Following along with the blogs of financial advisors is a great way to access valuable, educational information about finance — and it doesn’t cost you a thing! Our financial planners love to share their knowledge and help everyone regardless of age or assets.
Catch up on some of the latest posts with this week's roundup:
A Matter of Life and Death
How often do you think of your own death? Do you value your life more when you do?
The philosophy major in me loves questions like these — existential exercises that allow us to contemplate our own mortality. At one time, I considered studying questions like these for a living. Then I got frustrated that I could never find concrete answers.
Luckily, my current career mixes philosophical theory with pragmatism.
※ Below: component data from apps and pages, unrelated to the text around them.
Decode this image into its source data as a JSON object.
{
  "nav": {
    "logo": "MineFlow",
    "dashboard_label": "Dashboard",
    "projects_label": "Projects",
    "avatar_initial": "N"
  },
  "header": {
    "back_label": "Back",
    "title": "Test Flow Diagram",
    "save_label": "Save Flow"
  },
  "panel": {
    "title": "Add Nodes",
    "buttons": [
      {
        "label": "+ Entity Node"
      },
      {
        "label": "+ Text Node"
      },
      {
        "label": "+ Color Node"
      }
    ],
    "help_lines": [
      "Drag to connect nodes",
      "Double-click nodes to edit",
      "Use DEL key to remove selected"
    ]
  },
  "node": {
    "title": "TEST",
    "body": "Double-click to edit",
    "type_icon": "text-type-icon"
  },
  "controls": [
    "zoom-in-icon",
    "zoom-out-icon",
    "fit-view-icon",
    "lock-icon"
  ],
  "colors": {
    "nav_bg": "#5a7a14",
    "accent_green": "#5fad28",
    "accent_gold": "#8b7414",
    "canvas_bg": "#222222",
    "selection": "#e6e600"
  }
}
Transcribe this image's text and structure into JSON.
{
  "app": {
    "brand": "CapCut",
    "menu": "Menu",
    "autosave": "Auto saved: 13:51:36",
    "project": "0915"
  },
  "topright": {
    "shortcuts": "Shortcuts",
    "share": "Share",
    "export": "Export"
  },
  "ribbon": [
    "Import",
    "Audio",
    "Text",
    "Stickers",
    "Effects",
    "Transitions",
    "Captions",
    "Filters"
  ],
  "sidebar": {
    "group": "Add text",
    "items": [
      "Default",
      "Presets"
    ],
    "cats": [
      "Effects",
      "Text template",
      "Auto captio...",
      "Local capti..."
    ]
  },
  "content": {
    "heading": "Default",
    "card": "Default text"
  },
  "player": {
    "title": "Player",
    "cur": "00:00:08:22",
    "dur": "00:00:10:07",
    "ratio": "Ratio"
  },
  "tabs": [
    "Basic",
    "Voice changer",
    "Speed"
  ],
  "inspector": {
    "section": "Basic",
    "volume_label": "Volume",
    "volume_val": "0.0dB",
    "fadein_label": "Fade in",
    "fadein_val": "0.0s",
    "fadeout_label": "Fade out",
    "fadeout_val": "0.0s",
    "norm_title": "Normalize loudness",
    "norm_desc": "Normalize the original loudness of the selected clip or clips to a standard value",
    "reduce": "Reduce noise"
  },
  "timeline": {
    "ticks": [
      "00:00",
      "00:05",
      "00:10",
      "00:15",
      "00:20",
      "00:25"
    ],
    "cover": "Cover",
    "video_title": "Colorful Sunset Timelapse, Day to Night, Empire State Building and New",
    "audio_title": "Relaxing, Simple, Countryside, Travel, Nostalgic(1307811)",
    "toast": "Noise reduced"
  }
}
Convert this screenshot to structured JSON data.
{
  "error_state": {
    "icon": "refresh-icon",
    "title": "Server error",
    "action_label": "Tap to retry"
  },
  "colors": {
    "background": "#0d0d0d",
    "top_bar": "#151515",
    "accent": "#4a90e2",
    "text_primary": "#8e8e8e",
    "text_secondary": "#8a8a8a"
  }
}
I guide my clients through thought exercises that envision significant life changes and then help them take steps to protect against worst-case scenarios.
“What would a good day look like?”
That’s one of five questions that Atul Gawande thinks people facing a terminal illness should be asked in the early stages of their treatment.
In his research, Dr. Gawande, a renowned surgeon and best-selling author, has discovered that patients who have these conversations with their family and doctors experience lower levels of anxiety and increased peace of mind in their final days.
…who has a great track record of ruining a team’s chance of winning the financial planning game. His name is Death! Sometimes he targets the quarterback, but he’s equally effective in ruining the game by taking out another team member. That means your team needs to evaluate strategies for being prepared no matter who is targeted. Knowing the consequences and being prepared, whether it’s you, a spouse, a partner, a former spouse, a parent or worst case a child is important.
Most adults WANT to make sure that their families (children, partners and/or parents) will not be in both a financial crisis and an emotional crisis in case of their death. However, many people are NOT SURE WHAT to do to ensure it doesn’t happen. It’s also easy to overlook the consequences of the deaths of people we love because the thought is so horrific. It’s because it will be horrific that we owe those around us to be prepared.